#### Your task
Return every line below in which "true" appears.

------ Data records

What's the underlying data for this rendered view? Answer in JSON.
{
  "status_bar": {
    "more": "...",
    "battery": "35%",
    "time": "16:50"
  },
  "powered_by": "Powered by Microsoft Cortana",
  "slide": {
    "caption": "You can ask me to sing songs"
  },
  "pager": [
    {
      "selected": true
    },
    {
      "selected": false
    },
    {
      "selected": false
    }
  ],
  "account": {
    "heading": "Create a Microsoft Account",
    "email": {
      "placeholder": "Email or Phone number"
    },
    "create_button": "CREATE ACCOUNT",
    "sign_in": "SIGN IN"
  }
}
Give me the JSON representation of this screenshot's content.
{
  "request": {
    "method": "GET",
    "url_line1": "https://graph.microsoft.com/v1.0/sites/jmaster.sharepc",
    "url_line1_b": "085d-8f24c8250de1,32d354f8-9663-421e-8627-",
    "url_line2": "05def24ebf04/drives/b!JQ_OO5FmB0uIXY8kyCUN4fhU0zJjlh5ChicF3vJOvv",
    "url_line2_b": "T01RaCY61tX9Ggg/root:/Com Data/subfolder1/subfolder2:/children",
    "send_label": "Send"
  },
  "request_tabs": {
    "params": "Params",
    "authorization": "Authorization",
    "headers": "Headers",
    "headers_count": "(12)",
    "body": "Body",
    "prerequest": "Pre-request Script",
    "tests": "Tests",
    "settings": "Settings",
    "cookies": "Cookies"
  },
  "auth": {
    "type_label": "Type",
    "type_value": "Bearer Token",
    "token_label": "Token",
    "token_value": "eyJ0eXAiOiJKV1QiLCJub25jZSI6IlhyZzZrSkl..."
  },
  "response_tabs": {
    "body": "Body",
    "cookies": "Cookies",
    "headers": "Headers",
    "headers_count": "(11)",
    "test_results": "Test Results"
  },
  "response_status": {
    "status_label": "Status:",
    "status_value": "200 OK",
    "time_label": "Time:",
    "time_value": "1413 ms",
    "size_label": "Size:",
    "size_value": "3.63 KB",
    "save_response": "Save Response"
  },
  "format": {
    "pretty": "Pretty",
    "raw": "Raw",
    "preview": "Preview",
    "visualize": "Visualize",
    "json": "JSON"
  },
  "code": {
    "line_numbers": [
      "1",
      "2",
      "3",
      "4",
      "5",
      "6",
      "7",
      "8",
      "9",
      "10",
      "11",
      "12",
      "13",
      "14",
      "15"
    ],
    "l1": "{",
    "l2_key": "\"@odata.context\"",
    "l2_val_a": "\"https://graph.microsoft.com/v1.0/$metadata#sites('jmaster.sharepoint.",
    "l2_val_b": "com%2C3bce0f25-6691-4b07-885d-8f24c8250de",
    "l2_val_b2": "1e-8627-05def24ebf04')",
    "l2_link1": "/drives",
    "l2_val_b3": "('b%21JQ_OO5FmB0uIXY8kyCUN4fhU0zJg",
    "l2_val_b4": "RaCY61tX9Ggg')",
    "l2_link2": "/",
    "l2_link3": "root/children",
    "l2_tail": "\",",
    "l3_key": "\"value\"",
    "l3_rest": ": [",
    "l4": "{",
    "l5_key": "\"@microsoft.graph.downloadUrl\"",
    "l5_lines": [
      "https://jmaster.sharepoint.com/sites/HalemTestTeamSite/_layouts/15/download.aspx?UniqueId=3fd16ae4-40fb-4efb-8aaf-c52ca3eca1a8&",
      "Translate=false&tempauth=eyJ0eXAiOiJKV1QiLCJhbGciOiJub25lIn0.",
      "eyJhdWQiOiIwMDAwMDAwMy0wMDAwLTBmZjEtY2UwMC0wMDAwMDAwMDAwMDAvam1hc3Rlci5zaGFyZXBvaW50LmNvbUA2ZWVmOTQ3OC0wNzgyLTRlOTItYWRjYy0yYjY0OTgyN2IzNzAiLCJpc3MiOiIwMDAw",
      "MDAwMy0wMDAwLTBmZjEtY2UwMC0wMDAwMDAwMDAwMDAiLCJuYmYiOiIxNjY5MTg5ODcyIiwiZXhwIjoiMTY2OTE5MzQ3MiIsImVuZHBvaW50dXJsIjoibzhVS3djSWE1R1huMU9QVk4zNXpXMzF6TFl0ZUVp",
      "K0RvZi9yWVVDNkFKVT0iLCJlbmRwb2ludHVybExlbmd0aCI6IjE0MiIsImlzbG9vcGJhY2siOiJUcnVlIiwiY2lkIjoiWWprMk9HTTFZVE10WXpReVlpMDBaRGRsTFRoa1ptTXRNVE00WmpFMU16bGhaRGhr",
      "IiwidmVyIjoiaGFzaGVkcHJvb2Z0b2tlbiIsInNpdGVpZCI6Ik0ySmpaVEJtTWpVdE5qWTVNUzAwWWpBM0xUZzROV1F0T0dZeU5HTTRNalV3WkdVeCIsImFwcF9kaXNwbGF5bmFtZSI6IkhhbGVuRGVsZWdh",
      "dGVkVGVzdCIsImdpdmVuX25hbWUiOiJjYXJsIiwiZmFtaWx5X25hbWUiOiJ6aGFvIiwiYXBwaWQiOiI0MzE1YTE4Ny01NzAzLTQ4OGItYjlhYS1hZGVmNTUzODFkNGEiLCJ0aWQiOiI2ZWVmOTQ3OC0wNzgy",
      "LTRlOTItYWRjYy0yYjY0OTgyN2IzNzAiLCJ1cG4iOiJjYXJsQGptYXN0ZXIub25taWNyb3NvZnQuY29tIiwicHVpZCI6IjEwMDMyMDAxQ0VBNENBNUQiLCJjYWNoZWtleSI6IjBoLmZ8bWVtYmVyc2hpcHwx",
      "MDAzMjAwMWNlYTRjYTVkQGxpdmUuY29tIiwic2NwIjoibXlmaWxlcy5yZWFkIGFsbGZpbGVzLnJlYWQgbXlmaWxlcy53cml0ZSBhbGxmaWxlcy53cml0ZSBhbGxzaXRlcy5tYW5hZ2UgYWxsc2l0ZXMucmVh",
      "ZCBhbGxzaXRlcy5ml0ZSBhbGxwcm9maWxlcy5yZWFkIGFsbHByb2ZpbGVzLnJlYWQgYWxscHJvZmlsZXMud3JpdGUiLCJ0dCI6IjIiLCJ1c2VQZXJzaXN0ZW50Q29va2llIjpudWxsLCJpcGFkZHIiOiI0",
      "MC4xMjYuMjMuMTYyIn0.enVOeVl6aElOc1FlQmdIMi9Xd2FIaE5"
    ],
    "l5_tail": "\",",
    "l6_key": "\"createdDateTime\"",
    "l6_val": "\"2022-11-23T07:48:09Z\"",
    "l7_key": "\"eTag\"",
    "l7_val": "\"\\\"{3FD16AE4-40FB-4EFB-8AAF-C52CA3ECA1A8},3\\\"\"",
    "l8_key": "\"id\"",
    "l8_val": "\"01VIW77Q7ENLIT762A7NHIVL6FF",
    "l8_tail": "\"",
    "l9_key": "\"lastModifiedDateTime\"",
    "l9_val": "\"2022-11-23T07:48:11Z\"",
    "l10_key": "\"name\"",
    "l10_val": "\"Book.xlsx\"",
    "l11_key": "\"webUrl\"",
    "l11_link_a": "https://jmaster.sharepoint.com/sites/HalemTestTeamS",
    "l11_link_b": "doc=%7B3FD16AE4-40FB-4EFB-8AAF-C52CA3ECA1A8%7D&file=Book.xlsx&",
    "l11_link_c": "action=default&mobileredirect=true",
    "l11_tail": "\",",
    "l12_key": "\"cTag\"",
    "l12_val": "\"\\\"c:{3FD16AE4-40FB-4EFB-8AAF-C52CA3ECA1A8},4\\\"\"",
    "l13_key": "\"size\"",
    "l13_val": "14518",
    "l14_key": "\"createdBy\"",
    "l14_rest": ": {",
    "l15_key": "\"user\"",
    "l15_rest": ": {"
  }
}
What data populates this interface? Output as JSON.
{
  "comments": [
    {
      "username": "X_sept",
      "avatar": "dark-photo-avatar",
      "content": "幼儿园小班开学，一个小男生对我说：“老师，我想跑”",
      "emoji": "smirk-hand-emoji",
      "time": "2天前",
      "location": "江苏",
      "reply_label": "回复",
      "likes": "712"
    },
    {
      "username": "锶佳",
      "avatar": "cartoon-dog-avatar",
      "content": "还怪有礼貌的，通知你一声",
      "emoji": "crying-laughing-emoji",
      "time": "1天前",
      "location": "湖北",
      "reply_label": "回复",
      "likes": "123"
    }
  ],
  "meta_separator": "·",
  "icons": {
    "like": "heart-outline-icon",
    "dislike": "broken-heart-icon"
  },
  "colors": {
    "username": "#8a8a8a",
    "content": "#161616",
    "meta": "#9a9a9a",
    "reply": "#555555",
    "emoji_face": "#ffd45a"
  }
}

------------

#### Answer section
      "selected": true
    "l11_link_c": "action=default&mobileredirect=true",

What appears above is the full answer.